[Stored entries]
--------------------------------------------------

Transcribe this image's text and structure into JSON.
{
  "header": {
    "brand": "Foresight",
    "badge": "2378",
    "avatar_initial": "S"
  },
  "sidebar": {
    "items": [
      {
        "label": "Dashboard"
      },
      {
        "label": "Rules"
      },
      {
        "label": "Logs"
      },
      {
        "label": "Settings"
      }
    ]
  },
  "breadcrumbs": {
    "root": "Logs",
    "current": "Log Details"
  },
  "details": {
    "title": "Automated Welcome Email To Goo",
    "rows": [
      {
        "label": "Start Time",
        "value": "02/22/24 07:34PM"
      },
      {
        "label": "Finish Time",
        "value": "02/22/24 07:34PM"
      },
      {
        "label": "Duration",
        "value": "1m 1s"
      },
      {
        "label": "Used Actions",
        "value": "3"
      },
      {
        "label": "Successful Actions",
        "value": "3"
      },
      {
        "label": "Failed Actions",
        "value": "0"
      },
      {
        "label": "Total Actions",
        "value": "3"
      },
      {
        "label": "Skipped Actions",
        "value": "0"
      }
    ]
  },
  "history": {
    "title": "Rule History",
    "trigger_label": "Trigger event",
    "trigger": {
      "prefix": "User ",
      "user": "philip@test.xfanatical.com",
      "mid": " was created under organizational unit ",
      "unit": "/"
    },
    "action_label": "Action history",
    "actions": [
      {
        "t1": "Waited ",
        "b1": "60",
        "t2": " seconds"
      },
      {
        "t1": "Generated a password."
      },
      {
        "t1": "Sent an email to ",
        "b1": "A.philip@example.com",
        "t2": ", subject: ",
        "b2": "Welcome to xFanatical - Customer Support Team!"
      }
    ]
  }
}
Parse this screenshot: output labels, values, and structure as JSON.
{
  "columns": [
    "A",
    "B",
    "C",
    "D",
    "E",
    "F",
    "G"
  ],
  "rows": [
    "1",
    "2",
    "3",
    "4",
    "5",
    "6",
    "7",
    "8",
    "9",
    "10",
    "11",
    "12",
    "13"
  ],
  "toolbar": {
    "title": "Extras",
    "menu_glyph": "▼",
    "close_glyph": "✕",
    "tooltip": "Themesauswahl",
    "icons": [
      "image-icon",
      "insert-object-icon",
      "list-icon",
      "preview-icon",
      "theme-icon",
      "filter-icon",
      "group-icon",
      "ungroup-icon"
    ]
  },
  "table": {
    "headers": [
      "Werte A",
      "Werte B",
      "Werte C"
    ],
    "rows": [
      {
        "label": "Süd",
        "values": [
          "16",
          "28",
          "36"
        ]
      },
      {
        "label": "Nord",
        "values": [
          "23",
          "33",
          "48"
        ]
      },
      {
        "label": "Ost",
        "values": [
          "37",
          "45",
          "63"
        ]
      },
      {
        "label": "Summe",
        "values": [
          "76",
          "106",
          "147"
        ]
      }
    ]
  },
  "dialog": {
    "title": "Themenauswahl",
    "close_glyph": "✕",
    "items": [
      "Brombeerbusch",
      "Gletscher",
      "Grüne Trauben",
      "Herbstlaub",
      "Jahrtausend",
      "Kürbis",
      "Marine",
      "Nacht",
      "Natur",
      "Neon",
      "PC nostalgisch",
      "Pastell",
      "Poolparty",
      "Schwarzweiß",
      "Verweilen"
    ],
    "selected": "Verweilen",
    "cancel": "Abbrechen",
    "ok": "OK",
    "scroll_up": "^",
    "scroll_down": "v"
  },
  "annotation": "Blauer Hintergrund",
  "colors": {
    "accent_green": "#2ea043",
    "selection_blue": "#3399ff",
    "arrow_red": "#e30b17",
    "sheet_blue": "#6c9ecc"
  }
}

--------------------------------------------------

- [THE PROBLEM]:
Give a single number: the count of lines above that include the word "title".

- [SOLUTION BELOW]:
4